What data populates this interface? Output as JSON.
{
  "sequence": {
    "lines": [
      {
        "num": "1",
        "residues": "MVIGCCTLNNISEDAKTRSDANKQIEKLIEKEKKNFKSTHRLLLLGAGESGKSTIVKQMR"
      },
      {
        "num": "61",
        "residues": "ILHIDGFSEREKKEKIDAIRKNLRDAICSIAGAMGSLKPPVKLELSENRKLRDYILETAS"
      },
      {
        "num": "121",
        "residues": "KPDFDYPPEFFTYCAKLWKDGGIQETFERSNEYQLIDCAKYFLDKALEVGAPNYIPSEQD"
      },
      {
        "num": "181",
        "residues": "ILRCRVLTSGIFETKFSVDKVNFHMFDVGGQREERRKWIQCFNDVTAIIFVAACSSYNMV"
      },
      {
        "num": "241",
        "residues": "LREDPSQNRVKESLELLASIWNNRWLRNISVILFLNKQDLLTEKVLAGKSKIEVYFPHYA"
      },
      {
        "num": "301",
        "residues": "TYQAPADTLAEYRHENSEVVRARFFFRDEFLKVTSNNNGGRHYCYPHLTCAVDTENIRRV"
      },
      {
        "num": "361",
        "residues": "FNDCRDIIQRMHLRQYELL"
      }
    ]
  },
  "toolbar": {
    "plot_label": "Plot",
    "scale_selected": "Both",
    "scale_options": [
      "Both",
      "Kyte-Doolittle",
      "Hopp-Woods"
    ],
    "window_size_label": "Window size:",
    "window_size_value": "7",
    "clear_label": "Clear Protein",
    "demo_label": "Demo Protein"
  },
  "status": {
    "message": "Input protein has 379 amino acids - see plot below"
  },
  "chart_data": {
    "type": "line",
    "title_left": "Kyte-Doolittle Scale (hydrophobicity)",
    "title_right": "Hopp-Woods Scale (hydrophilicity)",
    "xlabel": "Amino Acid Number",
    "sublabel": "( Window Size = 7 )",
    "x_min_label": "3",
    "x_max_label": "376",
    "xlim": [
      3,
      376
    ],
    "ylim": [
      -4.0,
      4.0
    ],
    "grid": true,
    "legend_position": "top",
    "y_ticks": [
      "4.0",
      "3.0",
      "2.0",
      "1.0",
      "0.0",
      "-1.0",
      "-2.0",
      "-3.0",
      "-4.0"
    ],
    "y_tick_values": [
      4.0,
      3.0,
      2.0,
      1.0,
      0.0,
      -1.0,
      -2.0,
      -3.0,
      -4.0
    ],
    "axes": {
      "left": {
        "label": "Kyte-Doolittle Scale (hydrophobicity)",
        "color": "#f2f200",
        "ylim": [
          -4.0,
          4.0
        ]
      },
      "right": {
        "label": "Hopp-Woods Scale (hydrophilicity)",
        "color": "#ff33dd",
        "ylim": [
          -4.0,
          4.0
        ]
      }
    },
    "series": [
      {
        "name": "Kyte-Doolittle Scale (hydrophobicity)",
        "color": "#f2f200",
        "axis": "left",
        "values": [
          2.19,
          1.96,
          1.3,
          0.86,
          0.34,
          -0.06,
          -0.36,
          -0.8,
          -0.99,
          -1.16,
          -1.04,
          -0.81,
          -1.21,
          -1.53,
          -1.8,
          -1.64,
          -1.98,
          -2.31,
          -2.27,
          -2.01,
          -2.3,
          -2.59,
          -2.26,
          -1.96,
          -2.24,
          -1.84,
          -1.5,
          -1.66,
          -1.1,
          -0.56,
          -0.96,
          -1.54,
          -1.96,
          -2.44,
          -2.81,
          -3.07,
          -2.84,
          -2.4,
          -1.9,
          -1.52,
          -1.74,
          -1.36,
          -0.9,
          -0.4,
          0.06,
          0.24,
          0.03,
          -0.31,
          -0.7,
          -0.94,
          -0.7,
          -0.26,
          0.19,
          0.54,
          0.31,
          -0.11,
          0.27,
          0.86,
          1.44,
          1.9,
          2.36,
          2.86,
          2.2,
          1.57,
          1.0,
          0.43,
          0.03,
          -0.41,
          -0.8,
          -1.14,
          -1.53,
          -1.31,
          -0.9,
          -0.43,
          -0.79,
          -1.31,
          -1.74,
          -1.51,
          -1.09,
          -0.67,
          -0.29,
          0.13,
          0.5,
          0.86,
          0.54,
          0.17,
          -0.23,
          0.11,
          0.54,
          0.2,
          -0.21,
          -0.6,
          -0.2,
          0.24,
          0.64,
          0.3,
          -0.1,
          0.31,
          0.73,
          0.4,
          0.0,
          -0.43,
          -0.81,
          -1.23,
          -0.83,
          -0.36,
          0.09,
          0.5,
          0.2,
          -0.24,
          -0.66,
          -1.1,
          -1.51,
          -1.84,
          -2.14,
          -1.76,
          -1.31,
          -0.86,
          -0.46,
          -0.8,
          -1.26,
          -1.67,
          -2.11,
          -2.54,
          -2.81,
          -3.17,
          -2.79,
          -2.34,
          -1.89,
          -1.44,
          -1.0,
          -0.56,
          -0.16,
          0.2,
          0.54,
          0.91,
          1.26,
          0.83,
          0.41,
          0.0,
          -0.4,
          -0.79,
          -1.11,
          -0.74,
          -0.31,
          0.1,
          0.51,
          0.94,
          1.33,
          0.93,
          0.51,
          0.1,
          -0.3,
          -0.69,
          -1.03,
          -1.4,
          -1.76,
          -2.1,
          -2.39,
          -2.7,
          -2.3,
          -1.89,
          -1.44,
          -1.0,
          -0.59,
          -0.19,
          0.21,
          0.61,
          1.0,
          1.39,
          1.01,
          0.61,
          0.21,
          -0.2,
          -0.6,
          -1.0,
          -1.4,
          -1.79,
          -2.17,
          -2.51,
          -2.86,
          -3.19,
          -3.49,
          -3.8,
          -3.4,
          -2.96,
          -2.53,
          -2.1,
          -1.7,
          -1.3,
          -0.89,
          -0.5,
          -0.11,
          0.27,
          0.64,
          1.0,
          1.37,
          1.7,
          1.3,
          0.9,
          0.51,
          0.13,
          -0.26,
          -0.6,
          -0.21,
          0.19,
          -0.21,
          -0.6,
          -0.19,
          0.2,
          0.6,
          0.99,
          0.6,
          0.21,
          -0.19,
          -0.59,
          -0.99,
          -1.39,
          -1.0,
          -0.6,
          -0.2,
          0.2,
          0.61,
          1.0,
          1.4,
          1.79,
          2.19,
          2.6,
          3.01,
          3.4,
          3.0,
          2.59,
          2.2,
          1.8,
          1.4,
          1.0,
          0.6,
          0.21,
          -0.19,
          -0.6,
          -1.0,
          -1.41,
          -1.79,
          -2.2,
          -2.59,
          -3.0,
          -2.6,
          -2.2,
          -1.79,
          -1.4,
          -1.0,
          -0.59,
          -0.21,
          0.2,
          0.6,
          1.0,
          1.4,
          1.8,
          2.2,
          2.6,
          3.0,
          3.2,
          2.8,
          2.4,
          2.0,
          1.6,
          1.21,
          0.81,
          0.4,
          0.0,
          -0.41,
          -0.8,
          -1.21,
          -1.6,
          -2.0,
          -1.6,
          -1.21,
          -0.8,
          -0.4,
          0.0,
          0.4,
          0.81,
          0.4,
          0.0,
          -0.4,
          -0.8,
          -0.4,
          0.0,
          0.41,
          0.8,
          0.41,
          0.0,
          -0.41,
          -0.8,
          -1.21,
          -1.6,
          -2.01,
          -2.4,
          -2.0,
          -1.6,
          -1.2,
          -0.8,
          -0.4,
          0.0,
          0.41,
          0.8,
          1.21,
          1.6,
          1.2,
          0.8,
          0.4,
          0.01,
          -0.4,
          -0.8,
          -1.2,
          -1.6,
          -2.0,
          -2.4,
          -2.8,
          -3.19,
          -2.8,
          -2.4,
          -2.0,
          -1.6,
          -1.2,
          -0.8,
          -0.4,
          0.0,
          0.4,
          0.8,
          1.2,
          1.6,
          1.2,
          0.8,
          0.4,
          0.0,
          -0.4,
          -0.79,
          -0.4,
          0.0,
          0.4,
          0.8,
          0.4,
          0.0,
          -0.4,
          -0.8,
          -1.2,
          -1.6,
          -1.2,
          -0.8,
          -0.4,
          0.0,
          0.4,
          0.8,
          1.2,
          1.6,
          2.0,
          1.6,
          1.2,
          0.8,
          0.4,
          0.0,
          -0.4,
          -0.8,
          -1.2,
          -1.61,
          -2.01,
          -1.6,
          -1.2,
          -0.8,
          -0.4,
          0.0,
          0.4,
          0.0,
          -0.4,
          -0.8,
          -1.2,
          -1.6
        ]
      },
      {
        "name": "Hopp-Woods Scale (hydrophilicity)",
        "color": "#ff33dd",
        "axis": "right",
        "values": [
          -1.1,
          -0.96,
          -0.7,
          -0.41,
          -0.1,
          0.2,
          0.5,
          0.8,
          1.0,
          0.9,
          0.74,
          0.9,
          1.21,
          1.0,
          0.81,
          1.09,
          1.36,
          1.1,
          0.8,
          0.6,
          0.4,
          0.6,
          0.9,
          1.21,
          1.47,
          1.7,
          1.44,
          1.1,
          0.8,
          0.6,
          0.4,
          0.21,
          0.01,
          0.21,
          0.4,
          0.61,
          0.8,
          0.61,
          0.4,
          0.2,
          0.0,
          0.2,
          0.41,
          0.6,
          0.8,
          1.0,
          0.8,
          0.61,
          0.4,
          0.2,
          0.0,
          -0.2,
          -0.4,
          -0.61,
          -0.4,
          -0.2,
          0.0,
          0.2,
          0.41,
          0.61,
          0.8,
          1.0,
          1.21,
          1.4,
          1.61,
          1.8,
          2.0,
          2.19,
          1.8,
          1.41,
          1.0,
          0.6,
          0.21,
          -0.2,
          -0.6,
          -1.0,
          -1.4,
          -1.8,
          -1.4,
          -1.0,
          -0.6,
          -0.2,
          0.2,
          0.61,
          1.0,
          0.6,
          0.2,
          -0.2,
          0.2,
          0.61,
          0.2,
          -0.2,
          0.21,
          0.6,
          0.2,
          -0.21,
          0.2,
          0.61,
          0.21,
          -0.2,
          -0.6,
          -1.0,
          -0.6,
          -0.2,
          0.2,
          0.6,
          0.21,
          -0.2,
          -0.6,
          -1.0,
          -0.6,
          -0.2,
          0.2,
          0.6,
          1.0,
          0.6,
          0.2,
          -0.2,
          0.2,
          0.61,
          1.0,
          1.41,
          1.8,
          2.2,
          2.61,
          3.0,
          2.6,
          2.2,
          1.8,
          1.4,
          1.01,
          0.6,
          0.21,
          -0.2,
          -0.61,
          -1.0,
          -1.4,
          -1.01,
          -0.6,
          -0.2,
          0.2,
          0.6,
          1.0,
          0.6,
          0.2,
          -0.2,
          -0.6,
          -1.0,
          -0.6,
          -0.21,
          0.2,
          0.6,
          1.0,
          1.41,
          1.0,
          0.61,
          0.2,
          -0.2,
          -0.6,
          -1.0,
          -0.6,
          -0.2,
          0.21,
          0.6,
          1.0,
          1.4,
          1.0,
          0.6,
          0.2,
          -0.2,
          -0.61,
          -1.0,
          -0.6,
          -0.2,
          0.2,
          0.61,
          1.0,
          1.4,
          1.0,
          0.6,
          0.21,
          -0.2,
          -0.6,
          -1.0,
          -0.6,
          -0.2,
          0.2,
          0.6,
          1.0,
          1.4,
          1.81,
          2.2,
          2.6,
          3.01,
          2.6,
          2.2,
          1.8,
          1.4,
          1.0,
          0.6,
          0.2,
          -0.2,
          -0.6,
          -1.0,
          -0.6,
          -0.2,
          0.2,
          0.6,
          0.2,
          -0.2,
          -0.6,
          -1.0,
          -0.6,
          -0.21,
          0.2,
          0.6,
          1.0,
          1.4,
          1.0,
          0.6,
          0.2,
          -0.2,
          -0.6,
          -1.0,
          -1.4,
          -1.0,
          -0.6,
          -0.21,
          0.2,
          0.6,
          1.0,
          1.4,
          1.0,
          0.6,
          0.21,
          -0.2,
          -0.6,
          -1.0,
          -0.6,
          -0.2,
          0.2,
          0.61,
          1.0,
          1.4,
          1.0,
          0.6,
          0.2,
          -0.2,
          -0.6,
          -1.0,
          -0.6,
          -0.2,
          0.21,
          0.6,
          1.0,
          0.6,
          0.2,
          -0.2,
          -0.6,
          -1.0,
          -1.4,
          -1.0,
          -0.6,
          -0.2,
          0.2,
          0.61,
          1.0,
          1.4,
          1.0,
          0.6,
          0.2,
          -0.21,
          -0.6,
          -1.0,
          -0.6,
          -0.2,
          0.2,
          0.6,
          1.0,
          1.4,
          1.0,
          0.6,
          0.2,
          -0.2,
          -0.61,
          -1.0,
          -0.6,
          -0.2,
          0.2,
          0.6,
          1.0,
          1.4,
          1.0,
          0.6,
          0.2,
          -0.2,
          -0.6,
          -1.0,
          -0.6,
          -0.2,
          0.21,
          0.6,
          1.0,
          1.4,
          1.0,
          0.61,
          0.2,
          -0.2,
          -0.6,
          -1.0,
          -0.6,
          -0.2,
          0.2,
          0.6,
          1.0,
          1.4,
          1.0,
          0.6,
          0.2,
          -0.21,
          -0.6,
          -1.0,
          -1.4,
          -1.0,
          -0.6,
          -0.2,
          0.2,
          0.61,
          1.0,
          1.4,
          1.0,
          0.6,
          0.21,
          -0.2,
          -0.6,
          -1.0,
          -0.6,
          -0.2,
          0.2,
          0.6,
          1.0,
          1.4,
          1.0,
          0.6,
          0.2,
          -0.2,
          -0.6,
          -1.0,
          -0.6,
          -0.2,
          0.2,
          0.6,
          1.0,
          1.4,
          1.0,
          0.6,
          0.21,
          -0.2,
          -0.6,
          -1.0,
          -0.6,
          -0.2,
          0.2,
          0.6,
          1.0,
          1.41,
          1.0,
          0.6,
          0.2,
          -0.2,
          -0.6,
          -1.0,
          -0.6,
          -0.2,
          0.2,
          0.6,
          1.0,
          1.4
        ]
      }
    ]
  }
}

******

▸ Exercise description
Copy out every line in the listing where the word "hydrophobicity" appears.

▸ Output for this task
    "title_left": "Kyte-Doolittle Scale (hydrophobicity)",
        "label": "Kyte-Doolittle Scale (hydrophobicity)",
        "name": "Kyte-Doolittle Scale (hydrophobicity)",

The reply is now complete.